Data for review Block Start
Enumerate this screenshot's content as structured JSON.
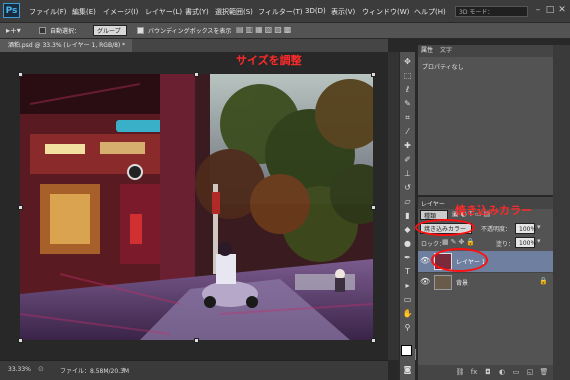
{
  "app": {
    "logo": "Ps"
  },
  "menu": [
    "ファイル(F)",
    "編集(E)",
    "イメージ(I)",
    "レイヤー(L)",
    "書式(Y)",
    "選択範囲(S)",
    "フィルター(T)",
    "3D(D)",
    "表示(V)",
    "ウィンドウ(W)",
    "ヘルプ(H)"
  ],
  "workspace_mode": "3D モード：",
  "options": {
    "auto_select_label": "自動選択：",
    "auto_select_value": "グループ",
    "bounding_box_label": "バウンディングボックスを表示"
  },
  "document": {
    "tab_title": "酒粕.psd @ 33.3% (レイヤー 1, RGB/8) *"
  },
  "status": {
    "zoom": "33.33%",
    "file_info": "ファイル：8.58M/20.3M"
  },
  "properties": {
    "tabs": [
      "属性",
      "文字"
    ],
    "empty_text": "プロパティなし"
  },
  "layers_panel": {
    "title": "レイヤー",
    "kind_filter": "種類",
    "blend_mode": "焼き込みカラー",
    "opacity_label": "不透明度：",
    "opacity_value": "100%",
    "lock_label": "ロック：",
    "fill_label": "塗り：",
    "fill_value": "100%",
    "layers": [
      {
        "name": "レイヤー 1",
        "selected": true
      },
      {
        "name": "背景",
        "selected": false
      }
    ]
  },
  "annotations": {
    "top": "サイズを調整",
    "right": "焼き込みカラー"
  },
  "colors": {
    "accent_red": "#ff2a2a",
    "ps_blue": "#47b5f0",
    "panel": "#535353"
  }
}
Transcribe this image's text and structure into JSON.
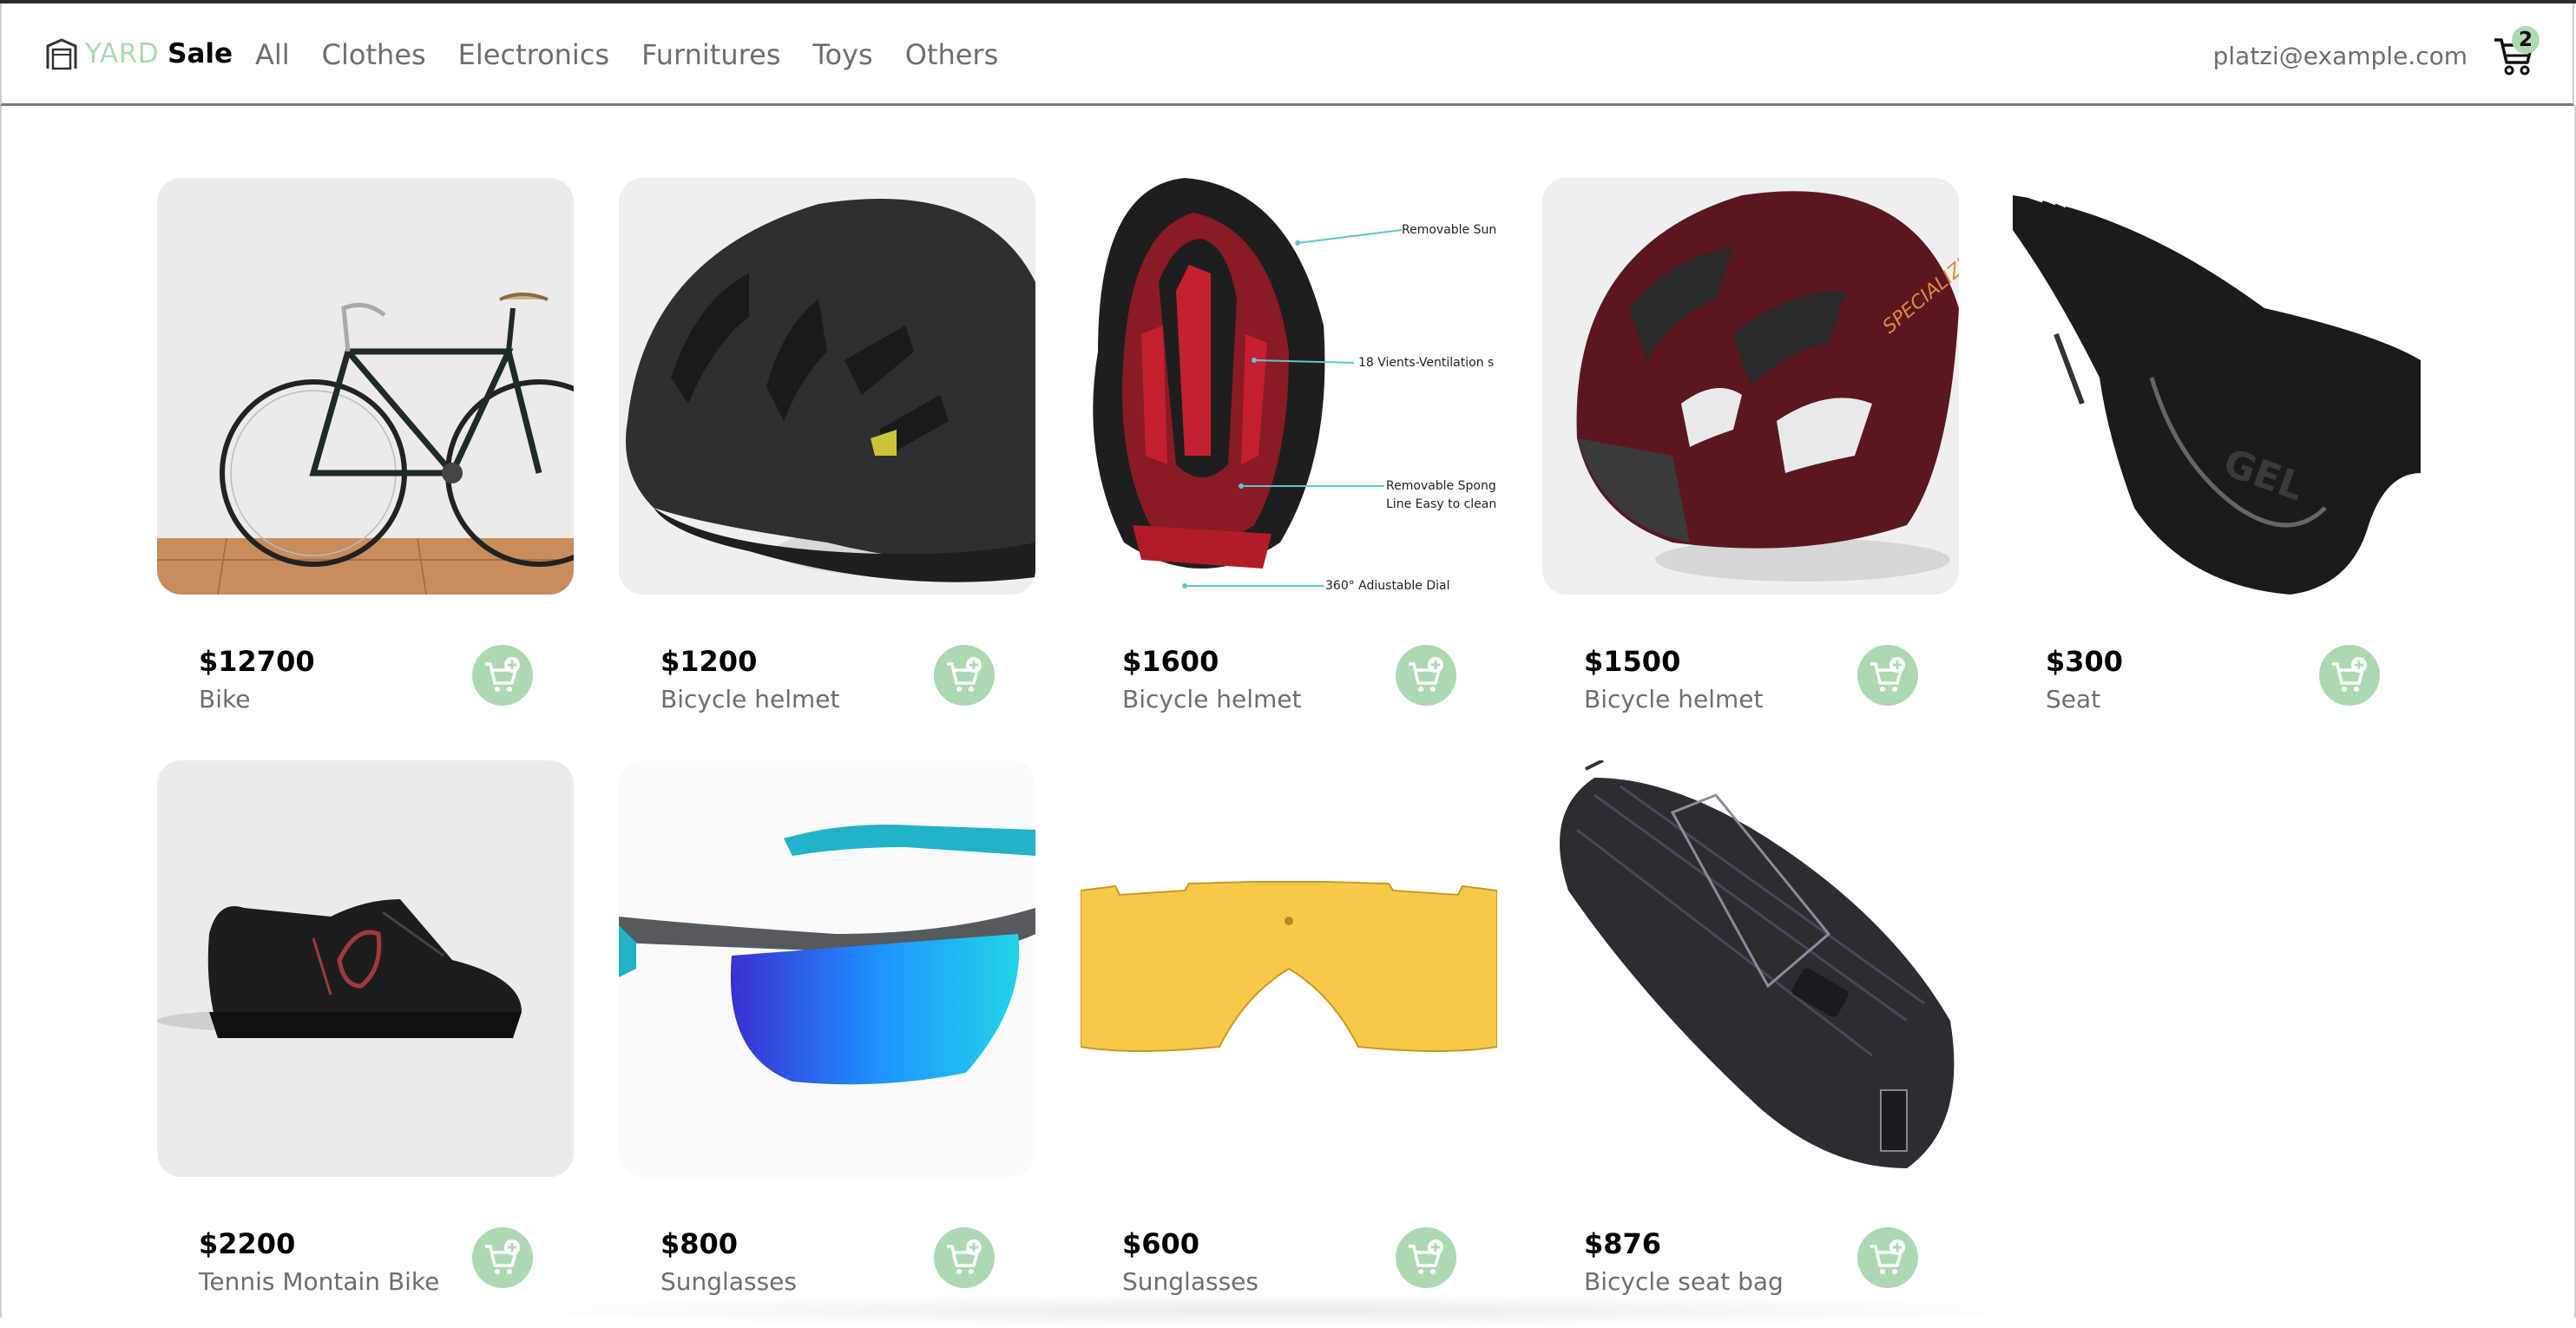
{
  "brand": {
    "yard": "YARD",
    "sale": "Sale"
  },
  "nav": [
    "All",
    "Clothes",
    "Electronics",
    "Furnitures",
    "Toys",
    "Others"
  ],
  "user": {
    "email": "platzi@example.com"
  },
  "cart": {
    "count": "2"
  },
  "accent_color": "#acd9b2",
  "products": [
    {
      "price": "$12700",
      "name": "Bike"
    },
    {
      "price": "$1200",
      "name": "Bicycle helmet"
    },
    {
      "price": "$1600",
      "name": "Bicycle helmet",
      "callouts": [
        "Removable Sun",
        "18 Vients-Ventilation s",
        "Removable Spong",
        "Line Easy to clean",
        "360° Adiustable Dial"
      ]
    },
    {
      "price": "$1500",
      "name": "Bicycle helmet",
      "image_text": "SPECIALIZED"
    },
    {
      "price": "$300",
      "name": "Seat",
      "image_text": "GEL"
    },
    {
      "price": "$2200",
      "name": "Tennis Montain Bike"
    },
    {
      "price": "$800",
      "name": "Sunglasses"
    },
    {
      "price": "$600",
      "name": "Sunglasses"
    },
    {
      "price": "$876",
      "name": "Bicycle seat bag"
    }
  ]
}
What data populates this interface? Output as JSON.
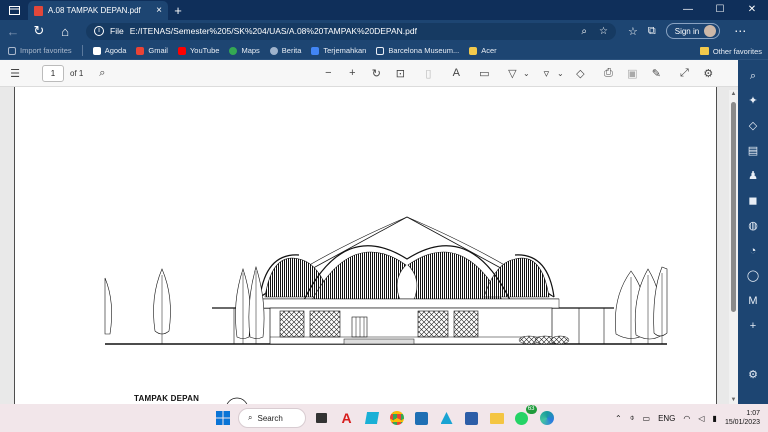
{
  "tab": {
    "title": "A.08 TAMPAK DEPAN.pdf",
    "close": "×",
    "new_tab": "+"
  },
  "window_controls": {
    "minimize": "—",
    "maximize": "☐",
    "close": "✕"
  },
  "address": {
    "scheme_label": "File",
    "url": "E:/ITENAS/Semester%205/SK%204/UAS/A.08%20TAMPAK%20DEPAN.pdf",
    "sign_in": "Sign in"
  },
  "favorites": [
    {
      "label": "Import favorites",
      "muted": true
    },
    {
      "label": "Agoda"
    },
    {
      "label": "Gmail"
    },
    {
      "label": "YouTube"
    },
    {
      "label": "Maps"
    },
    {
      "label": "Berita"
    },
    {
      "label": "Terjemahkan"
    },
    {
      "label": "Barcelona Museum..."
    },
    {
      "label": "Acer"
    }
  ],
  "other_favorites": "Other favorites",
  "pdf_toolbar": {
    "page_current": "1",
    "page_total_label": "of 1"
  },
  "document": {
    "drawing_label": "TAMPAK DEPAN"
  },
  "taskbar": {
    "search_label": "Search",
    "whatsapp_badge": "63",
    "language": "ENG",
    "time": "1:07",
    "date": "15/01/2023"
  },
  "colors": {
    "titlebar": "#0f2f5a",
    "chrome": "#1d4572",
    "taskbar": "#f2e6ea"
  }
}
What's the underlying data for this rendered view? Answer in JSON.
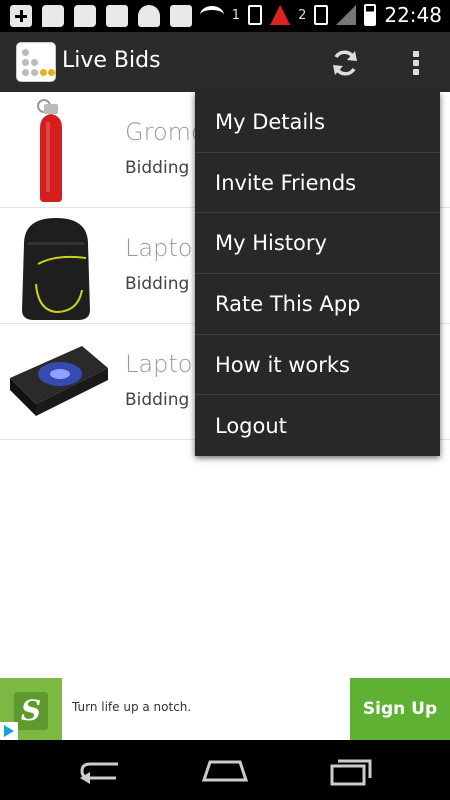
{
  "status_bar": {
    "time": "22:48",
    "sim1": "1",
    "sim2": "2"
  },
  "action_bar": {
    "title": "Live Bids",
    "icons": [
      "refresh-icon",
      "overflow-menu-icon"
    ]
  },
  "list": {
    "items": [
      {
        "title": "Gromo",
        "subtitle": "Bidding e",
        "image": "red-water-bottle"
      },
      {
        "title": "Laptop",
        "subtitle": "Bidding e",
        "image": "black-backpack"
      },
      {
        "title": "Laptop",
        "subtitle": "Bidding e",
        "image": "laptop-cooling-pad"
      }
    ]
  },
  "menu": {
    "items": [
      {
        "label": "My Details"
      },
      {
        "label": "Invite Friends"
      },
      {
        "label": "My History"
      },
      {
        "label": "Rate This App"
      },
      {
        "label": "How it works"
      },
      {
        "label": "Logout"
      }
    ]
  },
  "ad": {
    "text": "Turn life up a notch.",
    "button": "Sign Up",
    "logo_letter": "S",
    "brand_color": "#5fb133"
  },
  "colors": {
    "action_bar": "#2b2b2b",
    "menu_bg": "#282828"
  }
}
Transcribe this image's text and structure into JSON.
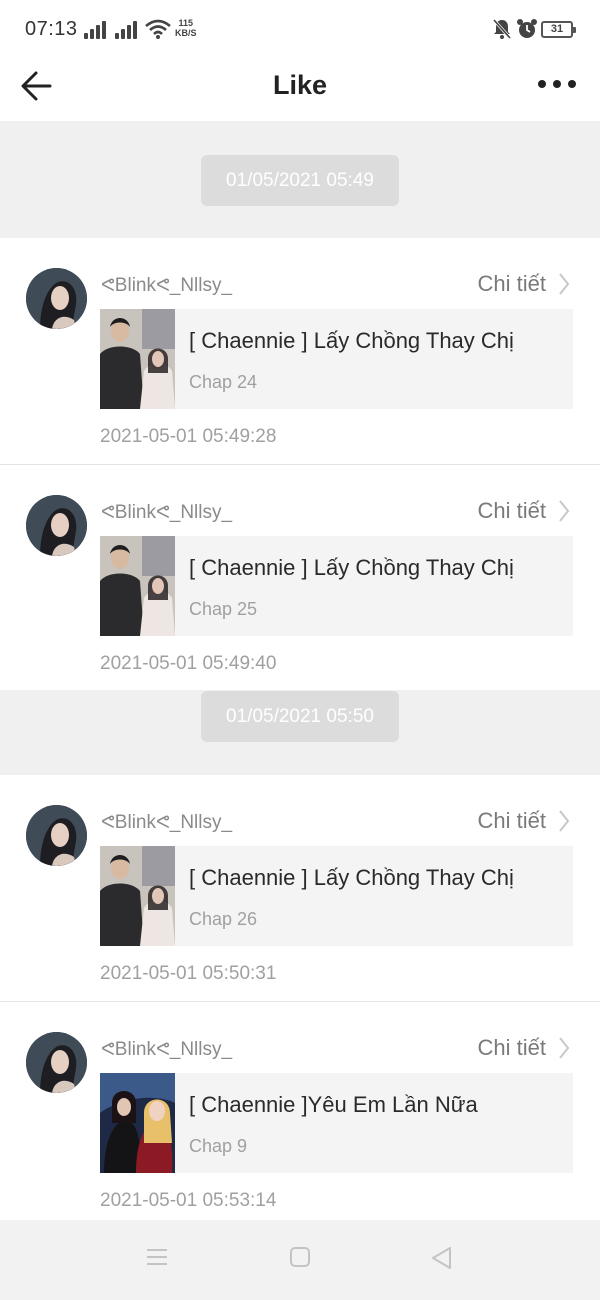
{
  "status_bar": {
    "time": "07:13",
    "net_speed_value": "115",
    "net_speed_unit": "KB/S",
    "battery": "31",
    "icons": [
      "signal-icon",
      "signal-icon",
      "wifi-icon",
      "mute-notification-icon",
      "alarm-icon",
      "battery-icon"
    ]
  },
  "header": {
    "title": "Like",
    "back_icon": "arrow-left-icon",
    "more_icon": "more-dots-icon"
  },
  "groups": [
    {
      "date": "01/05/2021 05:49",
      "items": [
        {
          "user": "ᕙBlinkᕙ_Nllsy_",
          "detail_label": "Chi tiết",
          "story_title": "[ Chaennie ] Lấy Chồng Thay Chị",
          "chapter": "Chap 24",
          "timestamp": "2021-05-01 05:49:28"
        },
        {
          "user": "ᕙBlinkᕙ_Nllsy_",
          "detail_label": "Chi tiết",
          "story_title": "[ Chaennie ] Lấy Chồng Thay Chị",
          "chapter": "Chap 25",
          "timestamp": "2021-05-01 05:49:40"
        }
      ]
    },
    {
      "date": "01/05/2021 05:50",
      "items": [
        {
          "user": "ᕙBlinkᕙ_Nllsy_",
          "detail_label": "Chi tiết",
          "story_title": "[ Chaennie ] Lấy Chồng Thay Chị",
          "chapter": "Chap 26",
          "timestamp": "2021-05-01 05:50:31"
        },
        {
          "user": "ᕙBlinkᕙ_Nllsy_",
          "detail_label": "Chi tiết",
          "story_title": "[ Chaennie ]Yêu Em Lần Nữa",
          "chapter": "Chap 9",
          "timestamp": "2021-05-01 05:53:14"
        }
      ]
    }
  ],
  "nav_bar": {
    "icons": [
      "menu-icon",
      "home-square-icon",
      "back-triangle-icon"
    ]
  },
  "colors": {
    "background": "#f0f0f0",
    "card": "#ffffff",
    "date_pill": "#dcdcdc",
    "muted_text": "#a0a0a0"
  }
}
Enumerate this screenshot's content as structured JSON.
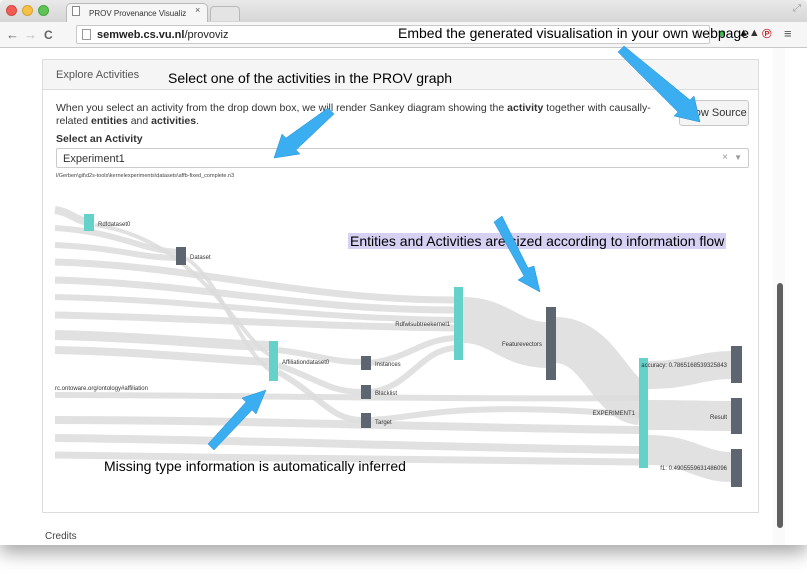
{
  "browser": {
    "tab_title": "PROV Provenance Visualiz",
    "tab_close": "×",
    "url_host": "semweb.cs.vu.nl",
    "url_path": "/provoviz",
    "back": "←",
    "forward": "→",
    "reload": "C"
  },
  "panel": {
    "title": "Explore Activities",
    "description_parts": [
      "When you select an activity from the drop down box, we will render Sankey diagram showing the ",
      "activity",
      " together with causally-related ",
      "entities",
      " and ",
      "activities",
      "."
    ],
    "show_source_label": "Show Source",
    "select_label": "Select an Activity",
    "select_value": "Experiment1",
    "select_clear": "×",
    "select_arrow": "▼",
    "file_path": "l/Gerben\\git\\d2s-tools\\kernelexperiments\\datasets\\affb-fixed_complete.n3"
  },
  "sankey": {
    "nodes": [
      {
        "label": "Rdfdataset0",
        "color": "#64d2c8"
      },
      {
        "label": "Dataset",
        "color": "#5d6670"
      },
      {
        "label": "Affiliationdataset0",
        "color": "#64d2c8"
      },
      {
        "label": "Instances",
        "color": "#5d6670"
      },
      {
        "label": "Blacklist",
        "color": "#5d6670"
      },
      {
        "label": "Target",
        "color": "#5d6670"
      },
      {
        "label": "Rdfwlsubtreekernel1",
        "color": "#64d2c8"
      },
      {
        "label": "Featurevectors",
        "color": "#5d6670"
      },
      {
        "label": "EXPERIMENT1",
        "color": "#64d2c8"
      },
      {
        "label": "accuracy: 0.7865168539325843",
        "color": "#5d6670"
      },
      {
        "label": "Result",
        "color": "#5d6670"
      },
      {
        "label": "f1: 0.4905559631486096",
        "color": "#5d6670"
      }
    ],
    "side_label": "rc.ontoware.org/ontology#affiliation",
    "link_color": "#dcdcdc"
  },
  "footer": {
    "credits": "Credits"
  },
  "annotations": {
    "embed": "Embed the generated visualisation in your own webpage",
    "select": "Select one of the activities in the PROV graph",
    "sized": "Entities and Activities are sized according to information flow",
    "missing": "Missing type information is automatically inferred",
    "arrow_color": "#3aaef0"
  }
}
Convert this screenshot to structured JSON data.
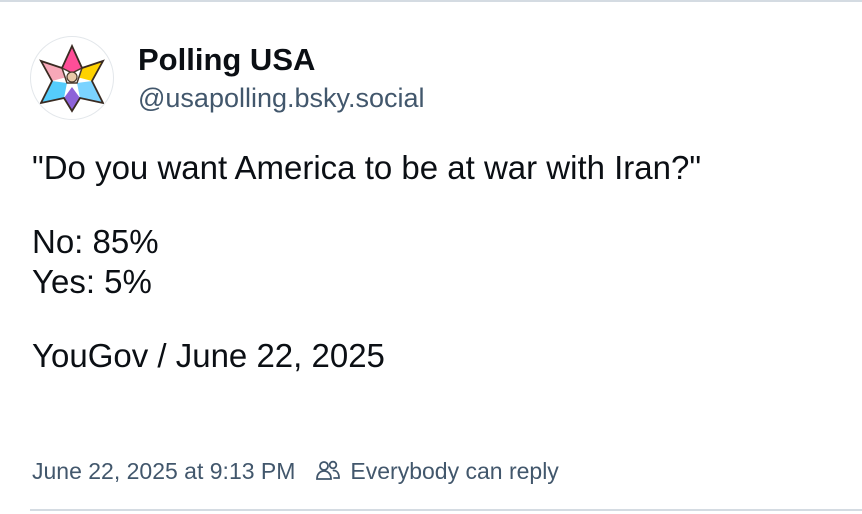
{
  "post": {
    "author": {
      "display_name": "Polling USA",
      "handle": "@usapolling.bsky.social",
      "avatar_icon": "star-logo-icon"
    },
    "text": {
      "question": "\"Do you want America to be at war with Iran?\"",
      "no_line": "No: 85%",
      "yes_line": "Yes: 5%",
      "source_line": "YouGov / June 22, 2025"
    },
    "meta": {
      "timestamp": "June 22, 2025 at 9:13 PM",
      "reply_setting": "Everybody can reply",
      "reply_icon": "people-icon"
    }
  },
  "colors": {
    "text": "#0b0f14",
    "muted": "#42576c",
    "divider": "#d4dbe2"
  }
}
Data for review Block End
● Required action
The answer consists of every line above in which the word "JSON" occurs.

● Task output
Enumerate this screenshot's content as structured JSON.
Transcribe this image's text and structure into JSON.
What data populates this interface? Output as JSON.
What's the underlying data for this rendered view? Answer in JSON.
Transcribe this image's text and structure into JSON.
Enumerate this screenshot's content as structured JSON.
Convert this screenshot to structured JSON data.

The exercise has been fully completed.